The Council of Europe has criticised Ireland’s legal restrictions on abortion for having a chilling effect on doctors who, it says, "do not know what kind of information on abortion they are allowed to give" to patients.

However, the Irish State's reply to the Strasbourg-based body says medical professionals are not legally precluded from giving a pregnant woman all the information necessary to enable her to make an informed decision, provided a termination of pregnancy is not advocated or promoted.

The report follows a three-day visit here last November by the Council of Europe's Human Rights Commissioner Nils Muižnieks and his team who held discussions with state authorities and non-governmental organisations on the rights of Travellers and Roma, women, today's children and past human rights abuses against women and children in institutions.

It calls for the decriminalisation of abortion within what they call "reasonable" gestational limits and says that, at the very minimum, terminations to preserve the physical and mental health of women or in cases of fatal foetal abnormality, rape or incest should be made lawful.

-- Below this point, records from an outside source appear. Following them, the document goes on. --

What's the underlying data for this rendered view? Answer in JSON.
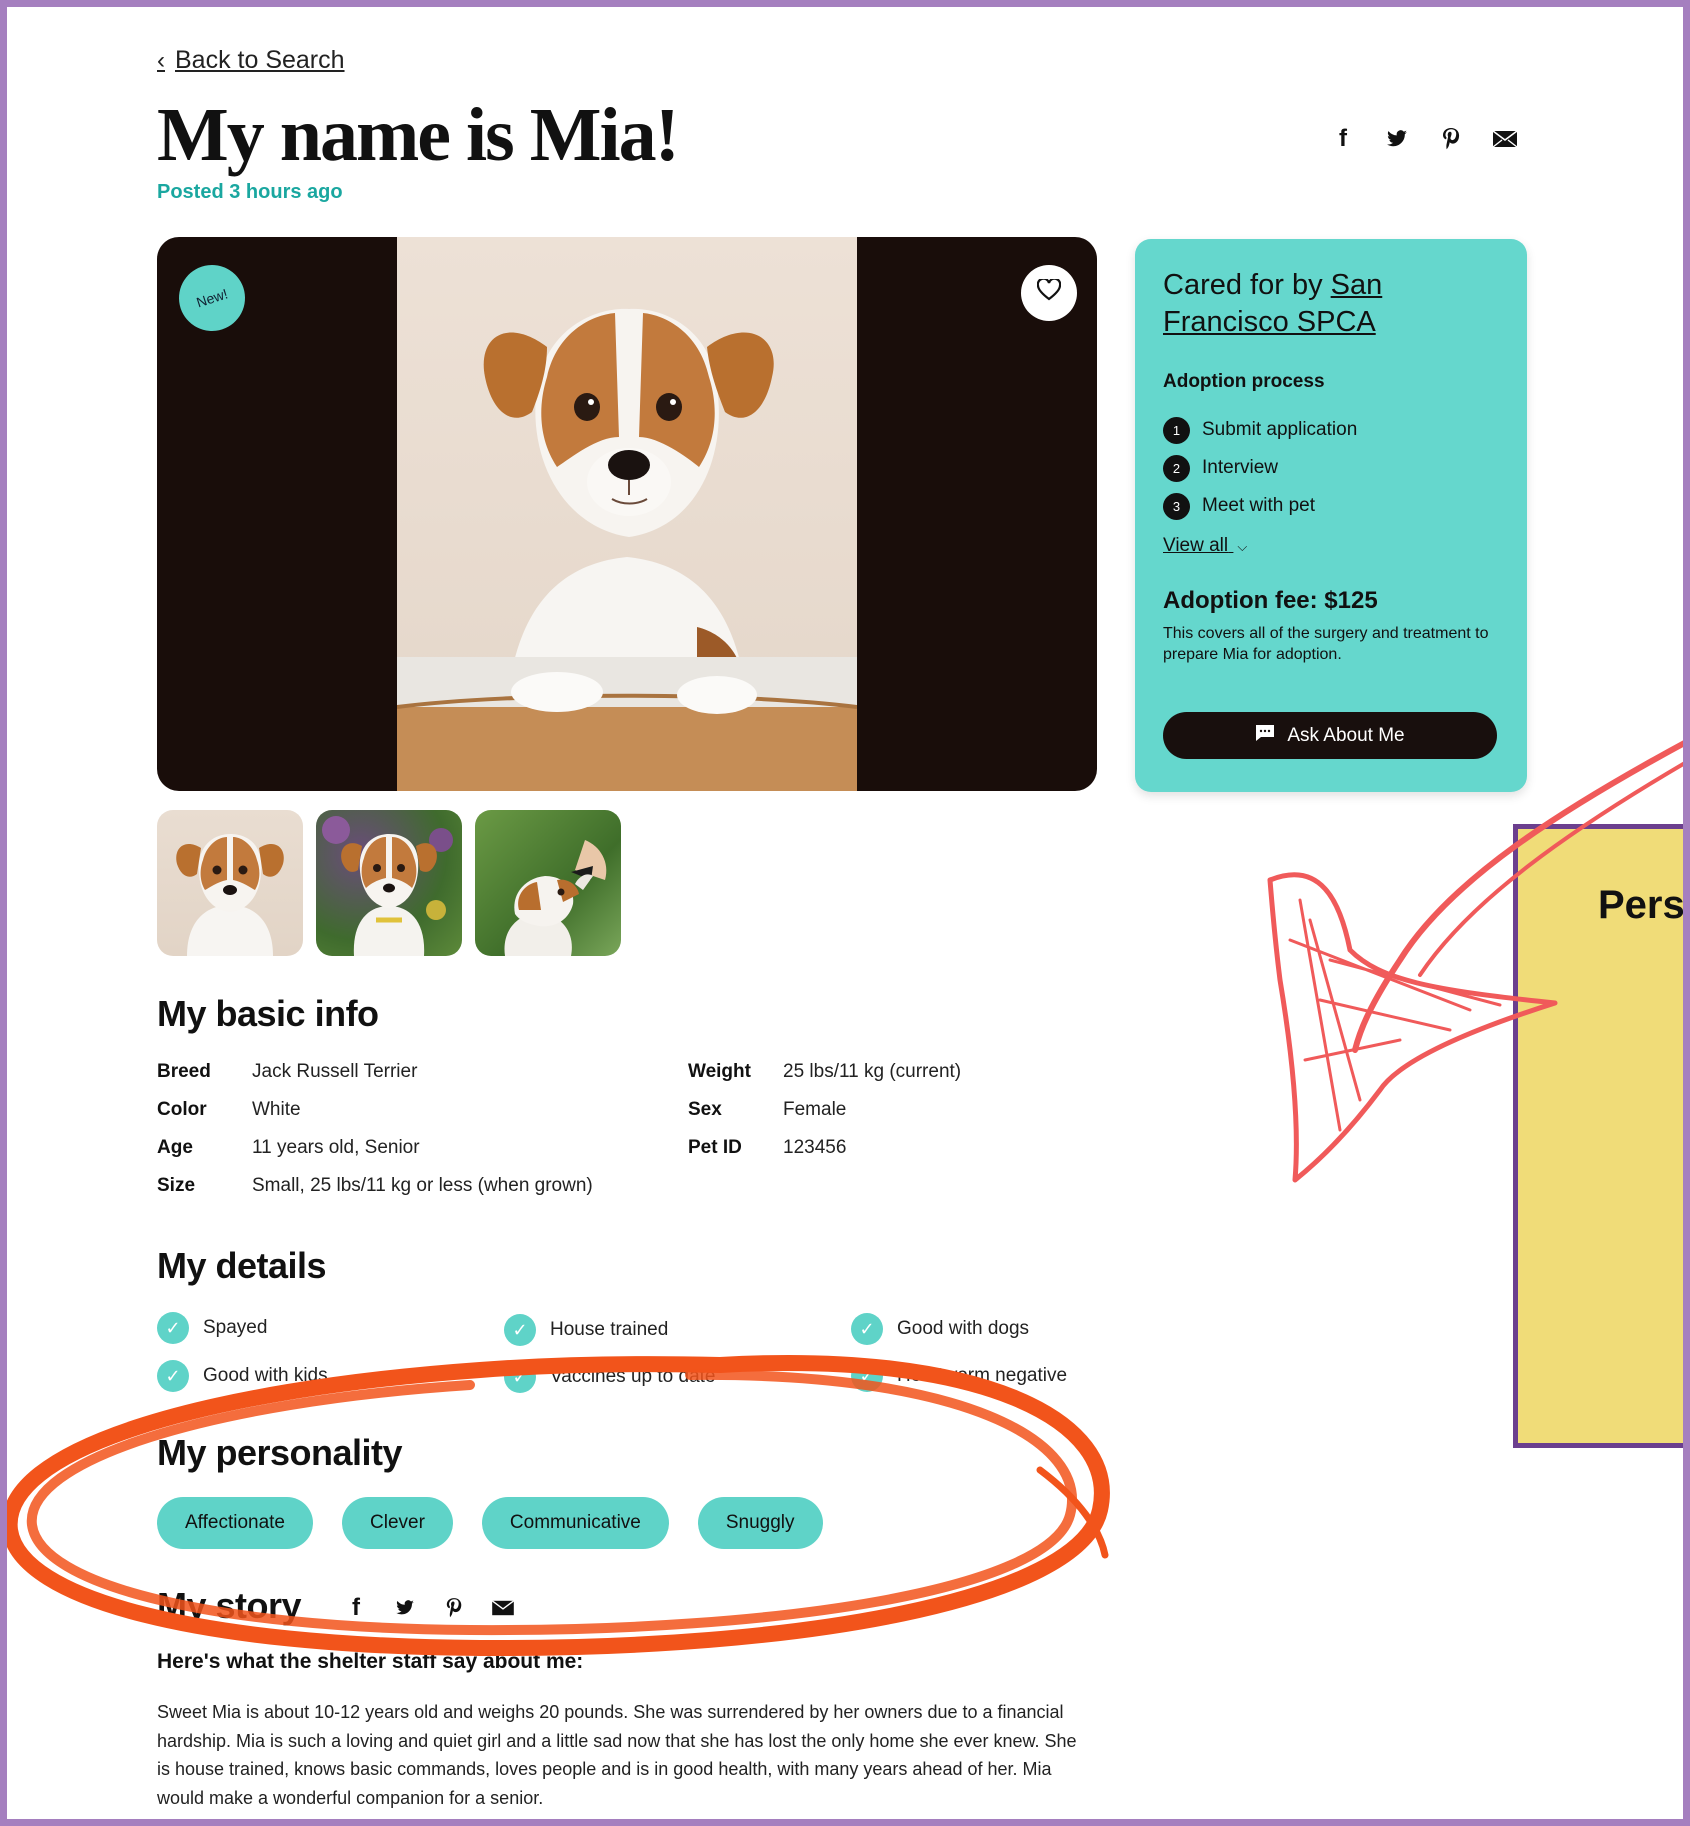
{
  "header": {
    "back_label": "Back to Search",
    "back_icon": "chevron-left-icon",
    "title": "My name is Mia!",
    "posted": "Posted 3 hours ago",
    "share_icons": [
      "facebook-icon",
      "twitter-icon",
      "pinterest-icon",
      "email-icon"
    ]
  },
  "hero": {
    "badge": "New!",
    "favorite_icon": "heart-icon"
  },
  "card": {
    "cared_prefix": "Cared for by ",
    "org_name": "San Francisco SPCA",
    "process_heading": "Adoption process",
    "steps": [
      {
        "num": "1",
        "label": "Submit application"
      },
      {
        "num": "2",
        "label": "Interview"
      },
      {
        "num": "3",
        "label": "Meet with pet"
      }
    ],
    "view_all": "View all",
    "fee_heading": "Adoption fee: $125",
    "fee_text": "This covers all of the surgery and treatment to prepare Mia for adoption.",
    "ask_button": "Ask About Me",
    "ask_icon": "chat-icon"
  },
  "basic_info": {
    "heading": "My basic info",
    "left": [
      {
        "k": "Breed",
        "v": "Jack Russell Terrier"
      },
      {
        "k": "Color",
        "v": "White"
      },
      {
        "k": "Age",
        "v": "11 years old, Senior"
      },
      {
        "k": "Size",
        "v": "Small, 25 lbs/11 kg or less (when grown)"
      }
    ],
    "right": [
      {
        "k": "Weight",
        "v": "25 lbs/11 kg (current)"
      },
      {
        "k": "Sex",
        "v": "Female"
      },
      {
        "k": "Pet ID",
        "v": "123456"
      }
    ]
  },
  "details": {
    "heading": "My details",
    "items": [
      "Spayed",
      "House trained",
      "Good with dogs",
      "Good with kids",
      "Vaccines up to date",
      "Heartworm negative"
    ]
  },
  "personality": {
    "heading": "My personality",
    "traits": [
      "Affectionate",
      "Clever",
      "Communicative",
      "Snuggly"
    ]
  },
  "story": {
    "heading": "My story",
    "subheading": "Here's what the shelter staff say about me:",
    "text": "Sweet Mia is about 10-12 years old and weighs 20 pounds. She was surrendered by her owners due to a financial hardship. Mia is such a loving and quiet girl and a little sad now that she has lost the only home she ever knew. She is house trained, knows basic commands, loves people and is in good health, with many years ahead of her. Mia would make a wonderful companion for a senior."
  },
  "note": {
    "title": "Pers"
  },
  "colors": {
    "accent": "#5fd3c8",
    "card": "#65d7cd",
    "posted_text": "#1aa7a0",
    "frame": "#a57fbf",
    "note": "#f0dc78",
    "note_border": "#6b3f8e",
    "scribble_orange": "#f2541b",
    "arrow_red": "#f05a5a"
  }
}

Without commenting on the future direction of policy, the State's response - which is also published today - challenges the Commissioner's claim. 

The State says the law enacted in 1995 to regulate the provision of information about foreign abortion services does not preclude medical professionals here from giving a pregnant woman all the information necessary to enable her to make an informed decision, provided a termination of pregnancy is not advocated or promoted.

The State's brief response also corrects the Commissioner's contention that the Education Act of 1998 requires school Boards of Management to uphold the religious ethos of schools.

The State counters that the Act requires boards "to uphold the characteristic spirit" of the school which "encompasses cultural, educational, moral, religious, social, linguistic and spiritual values and traditions".